THE BLOG
04/07/2009 06:27 pm ET | Updated May 25, 2011

Feeling used by a friend

QUESTION

Dear Irene,

My best friend has been in a relationship for the last two years. She has low self-esteem and this guy is no good, controlling and manipulative. I'm not the only friend who has told her that.

Since she has been with him it seems the only time she contacts me anymore is when they're fighting. So after this last fight, a little over a week ago, she said it was the biggest fight they ever had and she was sure it was over. She told me he was a complete "A". So anyway in the end she ends up making excuses why it's her fault and not his, blah, blah.

While all this was going on with her I had my own issues. My mother was ill and we live 3000 miles apart. Also, my mom was very worried about my sister who was in a bad relationship; my mom was begging me to try and talk sense into her.

Now I never mentioned any of this to my friend; I just didn't think she was in an emotional state to deal with my problems due to the drama she was having in her own life. Since my sister is a MySpace friend, I posted some blogs about bad relationships. My friend got all freaked out, assuming they were about her and her boyfriend, and was worried about what he might think or say.

To be fair, she knows I think her boyfriend is not giving back what she puts into the relationship. So I told her that I understood why she might think that the blog posts were about her, but they weren't, and explained what I had going on and that I wasn't going to filter something based on her fear of her boyfriend's reaction.

Never did she say, "I am sorry, I didn't know" or "How are you doing? NOTHING. No concern about me, or what was going on in my life. Since I have not spoken to her. I don't now if I should tell her how she hurt me by being selfish and that she was not a good friend to me? Or do I let it go, say nothing and wait and see if she contacts me? I am just not sure how to handle this, I feel like I have been used over the past two years.

Signed,
Marley

ANSWER

Dear Marley,

Your friend is involved in a destructive, controlling relationship with her boyfriend and, unfortunately, isn't ready to leave him. Even though you and other friends have given her honest feedback and have tried to be supportive, it hasn't helped. It's not a good sign that she's still making excuses for him.
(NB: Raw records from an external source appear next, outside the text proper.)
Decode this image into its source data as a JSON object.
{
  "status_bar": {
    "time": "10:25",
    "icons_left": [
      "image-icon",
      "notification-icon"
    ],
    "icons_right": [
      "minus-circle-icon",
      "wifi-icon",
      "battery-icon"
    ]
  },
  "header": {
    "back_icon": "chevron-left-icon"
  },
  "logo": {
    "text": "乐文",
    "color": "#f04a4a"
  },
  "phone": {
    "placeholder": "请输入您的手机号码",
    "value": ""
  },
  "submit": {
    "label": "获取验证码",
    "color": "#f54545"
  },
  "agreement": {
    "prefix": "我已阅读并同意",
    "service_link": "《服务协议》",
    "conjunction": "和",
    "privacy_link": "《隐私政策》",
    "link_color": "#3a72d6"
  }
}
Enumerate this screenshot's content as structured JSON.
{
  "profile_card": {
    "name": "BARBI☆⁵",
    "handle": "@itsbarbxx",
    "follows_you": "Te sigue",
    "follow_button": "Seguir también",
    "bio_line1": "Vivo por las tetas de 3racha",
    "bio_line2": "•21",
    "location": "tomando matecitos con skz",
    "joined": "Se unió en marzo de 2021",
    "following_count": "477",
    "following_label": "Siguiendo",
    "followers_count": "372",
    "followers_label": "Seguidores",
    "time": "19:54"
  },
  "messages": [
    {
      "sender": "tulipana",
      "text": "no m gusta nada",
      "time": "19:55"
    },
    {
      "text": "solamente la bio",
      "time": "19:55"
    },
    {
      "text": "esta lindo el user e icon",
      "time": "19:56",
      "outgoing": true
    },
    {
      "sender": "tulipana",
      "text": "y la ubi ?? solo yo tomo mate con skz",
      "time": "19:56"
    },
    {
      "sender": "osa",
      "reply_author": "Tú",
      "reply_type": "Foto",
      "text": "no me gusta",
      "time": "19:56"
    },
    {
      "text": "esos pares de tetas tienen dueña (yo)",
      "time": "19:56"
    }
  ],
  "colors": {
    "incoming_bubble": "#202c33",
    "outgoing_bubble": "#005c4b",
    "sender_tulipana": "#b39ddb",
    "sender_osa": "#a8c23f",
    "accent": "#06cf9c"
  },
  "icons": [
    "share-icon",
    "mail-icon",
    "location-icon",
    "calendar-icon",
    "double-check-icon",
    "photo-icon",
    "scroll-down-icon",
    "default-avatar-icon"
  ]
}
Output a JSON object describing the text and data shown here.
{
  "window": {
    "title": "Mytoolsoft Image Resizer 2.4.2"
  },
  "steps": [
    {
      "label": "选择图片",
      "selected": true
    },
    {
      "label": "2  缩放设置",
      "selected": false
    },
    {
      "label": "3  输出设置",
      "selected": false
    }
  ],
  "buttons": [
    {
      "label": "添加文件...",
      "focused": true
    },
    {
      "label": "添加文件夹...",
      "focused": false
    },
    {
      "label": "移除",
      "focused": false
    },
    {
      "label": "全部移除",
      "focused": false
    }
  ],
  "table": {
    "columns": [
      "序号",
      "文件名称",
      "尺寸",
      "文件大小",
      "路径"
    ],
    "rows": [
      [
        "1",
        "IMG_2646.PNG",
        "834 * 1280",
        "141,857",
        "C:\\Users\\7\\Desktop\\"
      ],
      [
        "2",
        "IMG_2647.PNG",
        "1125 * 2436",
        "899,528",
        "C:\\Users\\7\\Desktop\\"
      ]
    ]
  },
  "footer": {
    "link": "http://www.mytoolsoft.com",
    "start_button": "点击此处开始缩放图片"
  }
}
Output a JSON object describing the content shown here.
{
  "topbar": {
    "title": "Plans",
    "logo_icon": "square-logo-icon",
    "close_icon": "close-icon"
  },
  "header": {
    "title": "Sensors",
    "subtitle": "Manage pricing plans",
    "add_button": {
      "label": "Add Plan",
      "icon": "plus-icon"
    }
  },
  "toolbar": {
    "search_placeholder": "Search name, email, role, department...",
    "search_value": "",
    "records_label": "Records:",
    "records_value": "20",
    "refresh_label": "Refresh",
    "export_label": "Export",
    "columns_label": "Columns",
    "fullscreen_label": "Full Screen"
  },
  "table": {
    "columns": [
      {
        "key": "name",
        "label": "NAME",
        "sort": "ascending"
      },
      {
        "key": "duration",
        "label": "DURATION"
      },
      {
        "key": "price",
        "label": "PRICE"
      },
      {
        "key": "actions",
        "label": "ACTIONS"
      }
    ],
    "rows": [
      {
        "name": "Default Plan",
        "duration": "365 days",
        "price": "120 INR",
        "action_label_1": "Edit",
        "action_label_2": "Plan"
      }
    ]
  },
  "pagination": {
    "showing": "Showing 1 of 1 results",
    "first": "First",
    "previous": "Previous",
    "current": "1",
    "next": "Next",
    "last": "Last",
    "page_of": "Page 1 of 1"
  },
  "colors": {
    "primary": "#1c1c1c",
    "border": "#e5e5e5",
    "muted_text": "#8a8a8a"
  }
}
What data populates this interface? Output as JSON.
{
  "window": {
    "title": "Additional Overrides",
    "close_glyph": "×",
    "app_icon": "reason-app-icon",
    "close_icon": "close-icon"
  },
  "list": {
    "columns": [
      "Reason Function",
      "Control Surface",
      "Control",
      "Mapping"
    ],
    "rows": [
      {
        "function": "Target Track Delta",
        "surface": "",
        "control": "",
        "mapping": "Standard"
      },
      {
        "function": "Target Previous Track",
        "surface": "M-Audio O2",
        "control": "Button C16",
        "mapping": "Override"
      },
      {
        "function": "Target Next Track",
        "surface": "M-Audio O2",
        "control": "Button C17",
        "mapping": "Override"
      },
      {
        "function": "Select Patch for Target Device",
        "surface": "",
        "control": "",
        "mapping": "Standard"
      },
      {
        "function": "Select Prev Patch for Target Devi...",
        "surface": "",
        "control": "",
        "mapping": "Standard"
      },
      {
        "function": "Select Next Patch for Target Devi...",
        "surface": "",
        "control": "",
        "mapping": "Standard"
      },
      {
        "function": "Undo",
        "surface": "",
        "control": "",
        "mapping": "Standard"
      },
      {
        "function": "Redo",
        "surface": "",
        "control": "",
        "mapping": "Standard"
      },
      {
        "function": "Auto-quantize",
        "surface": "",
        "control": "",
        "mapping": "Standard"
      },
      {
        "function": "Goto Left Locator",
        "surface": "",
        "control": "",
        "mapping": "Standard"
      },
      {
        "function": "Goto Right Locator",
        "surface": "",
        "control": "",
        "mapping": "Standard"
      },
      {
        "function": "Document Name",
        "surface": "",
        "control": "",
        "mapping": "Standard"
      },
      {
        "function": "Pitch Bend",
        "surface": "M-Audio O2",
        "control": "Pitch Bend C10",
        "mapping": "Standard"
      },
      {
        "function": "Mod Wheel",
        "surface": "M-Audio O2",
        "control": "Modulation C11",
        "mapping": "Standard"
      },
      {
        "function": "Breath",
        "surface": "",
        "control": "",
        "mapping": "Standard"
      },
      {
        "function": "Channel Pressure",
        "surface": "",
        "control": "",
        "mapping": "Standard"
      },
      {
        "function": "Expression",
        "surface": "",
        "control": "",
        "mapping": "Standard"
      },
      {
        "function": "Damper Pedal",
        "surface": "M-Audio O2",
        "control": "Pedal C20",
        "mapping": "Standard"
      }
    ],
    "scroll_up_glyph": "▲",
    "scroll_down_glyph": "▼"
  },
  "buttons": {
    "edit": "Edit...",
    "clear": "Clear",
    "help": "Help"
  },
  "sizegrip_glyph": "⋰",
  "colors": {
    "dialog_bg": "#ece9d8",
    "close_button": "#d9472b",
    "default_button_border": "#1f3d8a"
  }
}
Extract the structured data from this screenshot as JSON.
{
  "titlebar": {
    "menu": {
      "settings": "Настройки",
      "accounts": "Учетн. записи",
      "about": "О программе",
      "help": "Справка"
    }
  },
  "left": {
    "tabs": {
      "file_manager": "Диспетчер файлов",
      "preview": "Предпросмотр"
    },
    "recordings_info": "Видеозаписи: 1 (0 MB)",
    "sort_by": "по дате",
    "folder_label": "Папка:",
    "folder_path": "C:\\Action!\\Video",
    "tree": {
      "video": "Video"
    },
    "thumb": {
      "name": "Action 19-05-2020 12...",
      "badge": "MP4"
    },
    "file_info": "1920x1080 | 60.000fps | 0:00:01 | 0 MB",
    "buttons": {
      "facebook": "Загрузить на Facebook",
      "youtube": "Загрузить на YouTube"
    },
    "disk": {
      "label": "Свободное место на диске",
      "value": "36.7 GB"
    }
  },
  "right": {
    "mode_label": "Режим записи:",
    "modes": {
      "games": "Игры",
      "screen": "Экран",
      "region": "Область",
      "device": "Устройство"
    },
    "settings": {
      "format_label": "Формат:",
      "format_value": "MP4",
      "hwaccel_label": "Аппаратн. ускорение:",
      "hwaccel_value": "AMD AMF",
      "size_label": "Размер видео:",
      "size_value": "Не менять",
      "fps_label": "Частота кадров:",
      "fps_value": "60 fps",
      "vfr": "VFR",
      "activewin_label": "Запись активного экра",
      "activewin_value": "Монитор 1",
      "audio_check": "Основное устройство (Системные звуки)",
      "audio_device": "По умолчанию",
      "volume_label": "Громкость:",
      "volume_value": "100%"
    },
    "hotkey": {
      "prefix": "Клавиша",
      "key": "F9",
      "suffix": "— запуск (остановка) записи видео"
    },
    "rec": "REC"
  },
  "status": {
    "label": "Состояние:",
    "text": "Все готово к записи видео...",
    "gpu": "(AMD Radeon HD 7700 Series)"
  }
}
You're used to the drill: Whenever they have a conflict, she expects you to be there for her. After they patch things up, she ricochets back to him. Her boyfriend may be so possessive that he makes it uncomfortable for her to be with female friends.

Her response to your MySpace posts was over-the-top, but she may have felt guilty (after seeing herself in these posts) or fearful (that her boyfriend would see what you had written). However, if you never mentioned your family problems to your friend, you can hardly fault her for not being responsive. By the time you did, she may have been too distressed about her own situation to be responsive to yours.

The big problem for you, as I see it, is that you feel like you've have been at the short end of the stick for two years and, frankly, I can't see things changing as long as your friend is involved with this guy.

You have two choices now. Your friend really needs a good friend. If you value the friendship, you can approach her honestly, let her know your feelings about her and her boyfriend, lower your expectations, and hope that she'll figure a way out of this relationship.

Alternatively, if you still think this friendship is more work than it is worth, you can tell her that you are disappointed in her self-centeredness and feel like you need to take a break in your friendship until she figures out a way to resolve her problems with her boyfriend.

Hope this is helpful. Let us know what happens.

Have a friendship dilemma that is bothering you? Perhaps I can help. Write to me at: Irene@fracturedfriendships.com.

Best,
Irene

Irene S. Levine, PhD is a freelance journalist and author. She holds an appointment as a professor of psychiatry at the New York University School of Medicine and is working on a book about female friendships, Best Friends Forever: Surviving A Break-up With Your Best Friend, that will be published by Overlook Press in Fall 2009. She recently co-authored Schizophrenia for Dummies (Wiley, 2008). She also blogs about female friendships at The Friendship Blog.